Dad passed away on Tuesday afternoon, surrounded by love. We showered him with rose petals and kisses and tears. For his homecoming, he wore his favorite navy blue 442nd Regimental Combat Team blazer. I can only imagine the festivities going on in Heaven, and how wonderful it must feel for Dad to be forever rid of fear and pain and loneliness. With a breaking heart, even in this, I know God is near, and Dad is still my dad.
For years, he drank like the soldier he was, smoked packs and packs and ate atrociously. He loved corned beef straight out of the can, smeared on white bread slathered with butter, he slurped up the little cube of fat in lau lau and put salt on his shoyu rice. He was diagnosed late in life with bipolar disorder, which explains years of self-medicating (use your imagination liberally).
At 19, in the army, his buddies called him "Chow Hound" because this petite man could put away groceries like the bag boys at Costco. He was the bazooka man in Company C of the 442nd Regimental Combat Infantry, and my littlest son's hero.
He sang with a baritone voice, wrote with a beautiful, scrolly cursive hand, and could ballroom dance.
He snored so loudly we could hear him clearly in every room in the house.
One Christmas, he got me an aluminum tree and I cried my eyeballs out, so he walked to the store and dragged a fresh one back home for me. He mixed my ice cream sandwiches to make them into a cookies and cream soft serve, before there was ever such a thing.
He loved people--oh, how he loved people. He could--and would--talk to anyone. He bought homeless men dinner. He loved to play poker and taught us kids to play paiute and hanafuda when we were young--we'd empty our piggy banks and gamble.
He drove a tour bus and taxi cab and survived a mugging that left him for dead. He forgave those idiots (my word, not his), with tears in his eyes. He was forever haunted by that horrible beating. He had 9 lives, plus more. He had Alzheimer's and didn't always remember me, but he could recall his childhood and army days clearly.
Sometimes we fought hard. Always, we loved.
This is my dad and I miss him so.
Kickstarter Project Update: Shine Bright
With Dad now gone, and Mom still declining in hospice care, I appreciate your patience and understanding of my timetable delays more than ever. Please know, your support and contributions are always on mind and I hold my responsibility to fulfilling all of my promises and rewards with great sacredness.
Always in the back of my mind, I think about my Kickstarter project, and how so many of you, my tribe, supported me in my efforts to build a body of work (thank you). I've been feeling overwhelmed and wracked with guilt that I can't seem to draw a thing these days, and you have all been so kind to wait patiently while I focus on my family during this time of sorrow.

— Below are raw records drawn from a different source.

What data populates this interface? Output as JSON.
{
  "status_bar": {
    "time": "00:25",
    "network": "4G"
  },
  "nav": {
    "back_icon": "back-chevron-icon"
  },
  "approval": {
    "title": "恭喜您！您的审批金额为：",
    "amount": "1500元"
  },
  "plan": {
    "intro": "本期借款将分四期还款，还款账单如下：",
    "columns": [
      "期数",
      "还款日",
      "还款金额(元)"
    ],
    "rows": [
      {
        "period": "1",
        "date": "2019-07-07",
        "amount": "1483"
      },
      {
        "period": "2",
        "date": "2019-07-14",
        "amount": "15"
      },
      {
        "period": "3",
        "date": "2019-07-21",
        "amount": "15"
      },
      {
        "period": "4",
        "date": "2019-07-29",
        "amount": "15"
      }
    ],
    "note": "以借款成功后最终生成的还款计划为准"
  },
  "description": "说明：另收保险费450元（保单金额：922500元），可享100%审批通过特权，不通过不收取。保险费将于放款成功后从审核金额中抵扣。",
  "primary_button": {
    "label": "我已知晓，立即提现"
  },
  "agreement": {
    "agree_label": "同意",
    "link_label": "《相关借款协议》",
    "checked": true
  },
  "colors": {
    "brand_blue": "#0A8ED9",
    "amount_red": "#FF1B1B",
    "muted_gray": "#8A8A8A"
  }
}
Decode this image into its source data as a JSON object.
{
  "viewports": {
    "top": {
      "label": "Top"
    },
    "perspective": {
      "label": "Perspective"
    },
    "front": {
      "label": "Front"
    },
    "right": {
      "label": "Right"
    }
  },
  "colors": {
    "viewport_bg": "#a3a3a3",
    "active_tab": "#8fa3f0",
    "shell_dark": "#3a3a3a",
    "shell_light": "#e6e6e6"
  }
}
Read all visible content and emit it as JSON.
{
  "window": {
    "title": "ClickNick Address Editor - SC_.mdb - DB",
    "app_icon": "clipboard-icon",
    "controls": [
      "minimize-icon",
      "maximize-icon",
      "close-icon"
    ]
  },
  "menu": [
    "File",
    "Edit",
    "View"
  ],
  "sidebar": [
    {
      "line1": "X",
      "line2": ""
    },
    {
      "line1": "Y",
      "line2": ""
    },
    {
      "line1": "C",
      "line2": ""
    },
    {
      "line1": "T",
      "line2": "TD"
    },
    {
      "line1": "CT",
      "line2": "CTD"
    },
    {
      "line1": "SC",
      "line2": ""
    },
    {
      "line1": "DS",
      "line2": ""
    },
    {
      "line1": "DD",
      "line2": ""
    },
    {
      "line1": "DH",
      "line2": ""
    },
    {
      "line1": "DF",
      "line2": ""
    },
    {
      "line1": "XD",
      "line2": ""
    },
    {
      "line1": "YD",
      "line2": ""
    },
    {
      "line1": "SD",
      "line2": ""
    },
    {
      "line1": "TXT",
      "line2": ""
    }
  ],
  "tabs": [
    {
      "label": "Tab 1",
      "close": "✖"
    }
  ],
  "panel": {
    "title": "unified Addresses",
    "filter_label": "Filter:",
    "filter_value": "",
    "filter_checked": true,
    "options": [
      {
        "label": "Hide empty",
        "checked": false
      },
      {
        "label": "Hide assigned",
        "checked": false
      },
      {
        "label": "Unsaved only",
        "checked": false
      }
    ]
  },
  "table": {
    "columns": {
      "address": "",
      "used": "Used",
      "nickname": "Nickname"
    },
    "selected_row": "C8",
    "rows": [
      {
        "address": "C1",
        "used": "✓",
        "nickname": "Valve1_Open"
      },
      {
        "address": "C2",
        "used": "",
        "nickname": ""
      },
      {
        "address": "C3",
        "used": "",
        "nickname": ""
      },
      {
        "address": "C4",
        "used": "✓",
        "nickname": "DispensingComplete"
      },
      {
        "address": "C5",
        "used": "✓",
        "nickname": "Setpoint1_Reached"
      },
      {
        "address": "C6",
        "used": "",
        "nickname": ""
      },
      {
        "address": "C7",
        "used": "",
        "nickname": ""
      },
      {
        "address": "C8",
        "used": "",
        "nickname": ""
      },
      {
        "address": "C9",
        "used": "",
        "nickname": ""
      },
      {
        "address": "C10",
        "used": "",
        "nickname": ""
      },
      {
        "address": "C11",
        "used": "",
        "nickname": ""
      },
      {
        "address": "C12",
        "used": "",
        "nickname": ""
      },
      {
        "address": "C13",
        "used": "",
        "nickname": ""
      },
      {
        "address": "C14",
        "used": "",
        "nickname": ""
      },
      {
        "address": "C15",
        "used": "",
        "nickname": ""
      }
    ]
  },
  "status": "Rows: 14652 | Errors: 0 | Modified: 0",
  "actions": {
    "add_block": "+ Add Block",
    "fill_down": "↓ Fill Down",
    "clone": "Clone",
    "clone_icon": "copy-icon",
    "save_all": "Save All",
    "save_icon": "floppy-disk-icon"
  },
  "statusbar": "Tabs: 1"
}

Recently, I had an AHA moment. I'm realizing this--that my writings here about grief and Mom and Dad's journey with hospice and dying ARE the creations that are coming out of this season. It's not the work I intended to give birth to, and I'm still needing and wanting to get the promised rewards mailed out as soon as things settle--but it is the best of me that I have to offer you right now.
In the meantime—Kickstarter supporters—I am fulfilling the “new work” part of my project with words in lieu of images (for now). The 52 pieces of art I envisioned—the weekly pieces of art I intended to create—are taking the form of writing. I'll start numbering them and posting these essays for you to read very soon. I'm hopeful that there will be art and illustrations born out of this season too.
This thought frees me to write without holding anything back, and to share with you my heart on a more frequent basis.
Thank you in advance for your love and understanding.